Just today I received an email from one of my financial services providers warning me about imposter scams and fraudsters. Their warning was to alert me that fraudsters are impersonating financial institutions and contacting their customers. My institution's goal was to help me understand how to identify someone taking the first steps to perform identity fraud, which involves gaining some user credentials or parts of my identity to commit fraud. It's a good first step in fraud prevention, but more is needed.
Attackers are innovative and highly motivated to use new technologies and techniques in pursuit of a big payoff. With data from prior breaches and publicly available information, they have access to a wealth of identity tidbits, if not rich data, that they can use to commit identity fraud.
Our personal information is everywhere, ripe for misuse
Every month my identity monitoring service warns me about pieces of my personal information turning up on the dark web, enriching the information fraudsters need to execute their plans. This didn't come as a huge surprise to me. According to the ForgeRock 2023 Identity Breach Report, users' names and physical addresses were in at least 99% of breached records and, in the last year, there's been a sharp increase in more valuable information, such as date of birth and protected health information (PHI). And an eye-opening 72% of U.S. breaches contained Social Security numbers.
With all this information, layered with artificial intelligence (AI) and generative AI, perpetrators gain fidelity and higher-quality information to use in their activities. They can analyze and predict the credentials I might use for one account based on what they have seen with my other accounts. What is my password selection process and what might I have created?
With bots, fraudsters gain scale and speed to carry out identity fraud attacks. In the event that I opt-in for multi-factor authentication (MFA), they can attempt to get me to click the wrong button through MFA prompt bombing attacks.
The fraudsters' goal is to garner login credentials to do harm, mostly for financial purposes. If they are successful in an account takeover (ATO) attack, they can fraudulently purchase goods and services, abuse healthcare processes and claims payments, steal tax refunds, or open new bank accounts and move money around.
With the help of AI, cybercriminals are also creating synthetic identities using pieces of information gleaned from identity theft. A synthetic identity may use a valid Social Security number and birthdate and combine it with fraudulent information, such as a fake name, to obtain a new credit card. Using bits of information either stolen or obtained from public sources (social media posts can be a rich source for pet names, schools, birthdays, and much more), can enable identity fraud if organizations do not have controls in place to help prevent it — whether the fraudsters have pieces of information or even full credentials.
How IAM can stop identity fraud

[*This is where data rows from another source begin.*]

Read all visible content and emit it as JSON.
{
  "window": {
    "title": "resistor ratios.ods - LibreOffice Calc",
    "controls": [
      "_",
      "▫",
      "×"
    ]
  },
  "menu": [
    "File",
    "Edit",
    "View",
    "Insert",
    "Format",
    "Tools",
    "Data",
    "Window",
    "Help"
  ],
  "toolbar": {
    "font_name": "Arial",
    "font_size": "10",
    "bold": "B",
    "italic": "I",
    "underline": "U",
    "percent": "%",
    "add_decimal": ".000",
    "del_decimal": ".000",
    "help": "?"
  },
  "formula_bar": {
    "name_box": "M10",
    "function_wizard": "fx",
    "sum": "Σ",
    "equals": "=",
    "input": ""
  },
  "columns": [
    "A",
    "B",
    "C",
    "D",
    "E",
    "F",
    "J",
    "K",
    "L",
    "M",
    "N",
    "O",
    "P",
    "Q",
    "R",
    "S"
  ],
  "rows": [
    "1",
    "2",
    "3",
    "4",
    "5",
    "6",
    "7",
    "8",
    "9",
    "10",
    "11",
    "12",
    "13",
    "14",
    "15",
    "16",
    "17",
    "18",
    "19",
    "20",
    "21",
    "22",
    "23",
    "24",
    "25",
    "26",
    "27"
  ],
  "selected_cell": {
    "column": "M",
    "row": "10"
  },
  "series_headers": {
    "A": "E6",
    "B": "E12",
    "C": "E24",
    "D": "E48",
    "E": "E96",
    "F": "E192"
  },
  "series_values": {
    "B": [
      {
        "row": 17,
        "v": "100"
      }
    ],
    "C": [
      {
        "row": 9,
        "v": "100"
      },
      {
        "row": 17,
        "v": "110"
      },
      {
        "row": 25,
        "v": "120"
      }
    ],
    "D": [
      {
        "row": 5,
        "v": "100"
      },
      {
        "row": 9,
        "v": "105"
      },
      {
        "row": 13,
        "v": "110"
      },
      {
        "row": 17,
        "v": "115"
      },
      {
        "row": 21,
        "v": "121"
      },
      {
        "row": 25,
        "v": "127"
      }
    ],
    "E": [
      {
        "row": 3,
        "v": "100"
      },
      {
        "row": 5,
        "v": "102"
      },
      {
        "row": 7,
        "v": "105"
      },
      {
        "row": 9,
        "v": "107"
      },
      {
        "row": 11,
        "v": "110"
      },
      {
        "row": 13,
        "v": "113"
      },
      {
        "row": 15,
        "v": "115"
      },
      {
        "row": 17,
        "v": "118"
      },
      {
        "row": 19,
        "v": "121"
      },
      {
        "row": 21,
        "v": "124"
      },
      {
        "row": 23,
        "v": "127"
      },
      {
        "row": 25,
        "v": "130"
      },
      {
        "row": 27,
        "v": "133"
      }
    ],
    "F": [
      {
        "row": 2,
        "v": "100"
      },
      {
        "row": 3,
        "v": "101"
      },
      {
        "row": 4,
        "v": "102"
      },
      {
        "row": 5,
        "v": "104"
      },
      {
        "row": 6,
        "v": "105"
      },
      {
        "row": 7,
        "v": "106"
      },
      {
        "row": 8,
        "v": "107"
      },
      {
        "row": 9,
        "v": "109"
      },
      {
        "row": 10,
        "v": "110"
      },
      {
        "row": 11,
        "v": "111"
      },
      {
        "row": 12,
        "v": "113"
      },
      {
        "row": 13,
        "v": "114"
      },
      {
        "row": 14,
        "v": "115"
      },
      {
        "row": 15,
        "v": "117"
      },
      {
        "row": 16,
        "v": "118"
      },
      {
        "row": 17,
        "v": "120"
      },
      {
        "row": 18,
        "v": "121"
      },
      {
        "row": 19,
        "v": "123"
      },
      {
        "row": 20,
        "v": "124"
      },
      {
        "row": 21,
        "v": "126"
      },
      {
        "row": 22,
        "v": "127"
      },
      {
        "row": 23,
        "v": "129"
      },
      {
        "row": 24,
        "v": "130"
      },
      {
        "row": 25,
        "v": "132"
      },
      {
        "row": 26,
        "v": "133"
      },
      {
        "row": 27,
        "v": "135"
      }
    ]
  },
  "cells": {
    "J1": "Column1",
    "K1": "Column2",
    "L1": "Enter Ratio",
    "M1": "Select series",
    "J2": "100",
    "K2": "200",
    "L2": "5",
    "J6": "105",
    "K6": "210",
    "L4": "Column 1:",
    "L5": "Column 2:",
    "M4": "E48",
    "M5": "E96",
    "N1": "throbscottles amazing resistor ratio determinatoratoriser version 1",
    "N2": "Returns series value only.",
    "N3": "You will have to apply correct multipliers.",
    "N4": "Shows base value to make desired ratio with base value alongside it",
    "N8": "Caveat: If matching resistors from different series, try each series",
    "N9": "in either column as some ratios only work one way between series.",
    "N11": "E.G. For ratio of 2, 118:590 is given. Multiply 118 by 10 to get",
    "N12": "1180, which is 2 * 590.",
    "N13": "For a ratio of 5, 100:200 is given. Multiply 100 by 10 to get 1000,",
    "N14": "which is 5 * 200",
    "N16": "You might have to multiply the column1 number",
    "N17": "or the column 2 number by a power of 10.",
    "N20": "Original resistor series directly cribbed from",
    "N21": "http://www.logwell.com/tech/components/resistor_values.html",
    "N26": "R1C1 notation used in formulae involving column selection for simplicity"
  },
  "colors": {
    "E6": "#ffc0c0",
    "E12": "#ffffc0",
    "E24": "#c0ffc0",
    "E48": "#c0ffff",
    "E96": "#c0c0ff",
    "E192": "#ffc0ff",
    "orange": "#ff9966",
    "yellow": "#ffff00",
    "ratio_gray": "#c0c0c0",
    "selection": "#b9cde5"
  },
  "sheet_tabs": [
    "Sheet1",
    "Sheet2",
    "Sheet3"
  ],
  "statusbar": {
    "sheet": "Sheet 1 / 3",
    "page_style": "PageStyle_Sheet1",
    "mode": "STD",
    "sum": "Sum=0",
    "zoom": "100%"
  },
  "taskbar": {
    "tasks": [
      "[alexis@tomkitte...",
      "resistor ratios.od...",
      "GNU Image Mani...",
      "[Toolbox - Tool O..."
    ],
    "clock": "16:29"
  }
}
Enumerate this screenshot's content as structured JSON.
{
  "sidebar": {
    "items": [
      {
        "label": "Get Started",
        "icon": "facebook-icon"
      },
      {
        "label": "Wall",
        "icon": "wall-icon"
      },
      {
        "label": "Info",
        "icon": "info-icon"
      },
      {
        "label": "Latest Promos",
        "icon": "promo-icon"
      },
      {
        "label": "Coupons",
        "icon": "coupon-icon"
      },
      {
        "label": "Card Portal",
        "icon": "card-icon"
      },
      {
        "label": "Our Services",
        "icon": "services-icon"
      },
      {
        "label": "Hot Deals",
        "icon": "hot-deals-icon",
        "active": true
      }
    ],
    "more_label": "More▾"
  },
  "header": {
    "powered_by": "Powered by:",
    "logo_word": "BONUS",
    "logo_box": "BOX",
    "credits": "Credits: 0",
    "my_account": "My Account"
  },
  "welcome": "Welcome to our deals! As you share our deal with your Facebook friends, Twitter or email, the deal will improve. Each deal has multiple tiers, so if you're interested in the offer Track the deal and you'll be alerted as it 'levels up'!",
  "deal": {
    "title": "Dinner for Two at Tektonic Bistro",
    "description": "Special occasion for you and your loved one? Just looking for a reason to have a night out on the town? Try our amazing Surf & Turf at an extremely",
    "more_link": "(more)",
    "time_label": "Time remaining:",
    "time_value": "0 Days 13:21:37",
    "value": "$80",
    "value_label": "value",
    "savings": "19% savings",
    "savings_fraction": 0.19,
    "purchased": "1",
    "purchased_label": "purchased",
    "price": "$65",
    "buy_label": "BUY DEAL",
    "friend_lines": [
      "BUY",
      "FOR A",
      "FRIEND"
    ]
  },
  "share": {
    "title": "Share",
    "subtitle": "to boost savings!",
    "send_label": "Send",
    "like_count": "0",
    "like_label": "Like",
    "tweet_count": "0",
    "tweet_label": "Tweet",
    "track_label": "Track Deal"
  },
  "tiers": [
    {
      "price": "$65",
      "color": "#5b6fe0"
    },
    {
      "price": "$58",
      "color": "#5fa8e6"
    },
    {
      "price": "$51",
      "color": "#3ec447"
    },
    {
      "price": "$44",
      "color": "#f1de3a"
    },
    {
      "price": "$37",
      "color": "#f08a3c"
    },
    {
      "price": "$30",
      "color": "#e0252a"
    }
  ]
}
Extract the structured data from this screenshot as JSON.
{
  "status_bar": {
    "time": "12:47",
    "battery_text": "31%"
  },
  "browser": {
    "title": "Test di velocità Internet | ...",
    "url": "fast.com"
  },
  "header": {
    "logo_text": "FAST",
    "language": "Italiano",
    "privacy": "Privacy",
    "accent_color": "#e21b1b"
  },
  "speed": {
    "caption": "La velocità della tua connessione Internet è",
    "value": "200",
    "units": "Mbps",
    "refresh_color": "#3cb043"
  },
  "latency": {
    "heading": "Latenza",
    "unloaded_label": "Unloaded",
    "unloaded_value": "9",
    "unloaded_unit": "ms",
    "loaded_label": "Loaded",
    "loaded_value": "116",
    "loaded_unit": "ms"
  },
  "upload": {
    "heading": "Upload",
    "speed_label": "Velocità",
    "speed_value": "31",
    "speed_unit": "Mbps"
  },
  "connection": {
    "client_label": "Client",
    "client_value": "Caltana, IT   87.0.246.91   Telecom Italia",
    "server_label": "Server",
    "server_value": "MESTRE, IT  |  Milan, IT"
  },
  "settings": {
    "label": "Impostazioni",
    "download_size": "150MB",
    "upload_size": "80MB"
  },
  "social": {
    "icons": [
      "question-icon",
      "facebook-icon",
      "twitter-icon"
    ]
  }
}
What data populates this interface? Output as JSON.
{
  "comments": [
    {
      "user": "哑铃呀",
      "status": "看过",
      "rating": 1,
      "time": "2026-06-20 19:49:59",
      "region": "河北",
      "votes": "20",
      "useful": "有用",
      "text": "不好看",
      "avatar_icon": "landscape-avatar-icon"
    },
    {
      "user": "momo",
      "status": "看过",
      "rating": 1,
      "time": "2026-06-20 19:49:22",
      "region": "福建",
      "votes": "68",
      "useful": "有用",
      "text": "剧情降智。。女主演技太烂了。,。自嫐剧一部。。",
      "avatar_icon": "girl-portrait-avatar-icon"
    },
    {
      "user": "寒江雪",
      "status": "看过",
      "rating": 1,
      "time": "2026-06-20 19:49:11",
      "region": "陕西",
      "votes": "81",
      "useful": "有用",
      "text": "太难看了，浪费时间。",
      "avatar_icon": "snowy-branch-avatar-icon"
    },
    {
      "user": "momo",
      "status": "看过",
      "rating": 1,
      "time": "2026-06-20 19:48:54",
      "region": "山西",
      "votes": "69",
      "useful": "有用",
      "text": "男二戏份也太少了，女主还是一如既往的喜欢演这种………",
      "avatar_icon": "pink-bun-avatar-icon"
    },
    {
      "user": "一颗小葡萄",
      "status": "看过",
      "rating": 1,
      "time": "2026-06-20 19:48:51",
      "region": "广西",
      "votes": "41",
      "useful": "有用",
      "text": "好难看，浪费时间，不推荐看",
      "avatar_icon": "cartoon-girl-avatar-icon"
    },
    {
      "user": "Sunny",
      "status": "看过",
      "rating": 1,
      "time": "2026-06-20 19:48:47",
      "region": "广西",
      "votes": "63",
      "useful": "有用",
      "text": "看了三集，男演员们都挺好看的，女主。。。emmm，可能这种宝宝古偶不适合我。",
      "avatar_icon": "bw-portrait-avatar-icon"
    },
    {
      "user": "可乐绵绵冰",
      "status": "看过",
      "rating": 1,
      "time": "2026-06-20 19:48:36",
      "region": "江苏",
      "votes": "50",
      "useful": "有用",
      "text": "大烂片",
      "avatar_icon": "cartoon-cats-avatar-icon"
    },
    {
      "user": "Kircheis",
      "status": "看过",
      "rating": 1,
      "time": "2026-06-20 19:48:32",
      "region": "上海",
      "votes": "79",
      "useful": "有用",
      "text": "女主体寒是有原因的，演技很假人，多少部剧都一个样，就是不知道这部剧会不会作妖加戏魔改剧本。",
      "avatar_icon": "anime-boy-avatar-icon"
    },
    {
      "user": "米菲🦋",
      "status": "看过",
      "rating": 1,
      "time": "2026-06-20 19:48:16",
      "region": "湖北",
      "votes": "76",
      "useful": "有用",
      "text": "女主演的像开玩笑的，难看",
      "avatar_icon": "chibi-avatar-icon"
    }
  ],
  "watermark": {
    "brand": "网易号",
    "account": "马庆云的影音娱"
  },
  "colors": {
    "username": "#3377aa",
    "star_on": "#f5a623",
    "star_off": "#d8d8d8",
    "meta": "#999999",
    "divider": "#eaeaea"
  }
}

In addition to facilitating the login process, identity and access management (IAM) systems can perform a variety of actions to detect and prevent identity fraud and other misuse of a user's identity that results from a successful ATO attack.
IAM systems can generate risk scores during the login process, calculated based on IP address, geolocation, and other user behaviors. These and other access patterns can also identify and block bot attacks, such as credential stuffing, password spraying, and MFA prompt bombing.
Even if a bad actor has the right credentials, IAM can detect anomalous behavior, such as an unusual location or device, and demand further proof of identity, known as step-up authentication. With MFA, the identity system moves from basic authentication to include an out-of-channel factor from, say, a mobile device authenticator app.
Implementing passwordless authentication can reduce the risk even further, making one piece of the authentication a cryptographic function instead something on a sticky note. With different factors to reduce risk in the user authentication process, identity orchestration comes into play to build a workflow that integrates risk factors and tailors the user experience based on the goal of reducing identity fraud.
The ForgeRock Identity Platform can help you reduce the risk of identity fraud using its full-suite IAM capabilities and our AI-driven fraud prevention product, ForgeRock Autonomous Access. Learn more and see a demo in this webinar replay or read Preventing Identity Fraud with Risk-Based Authentication.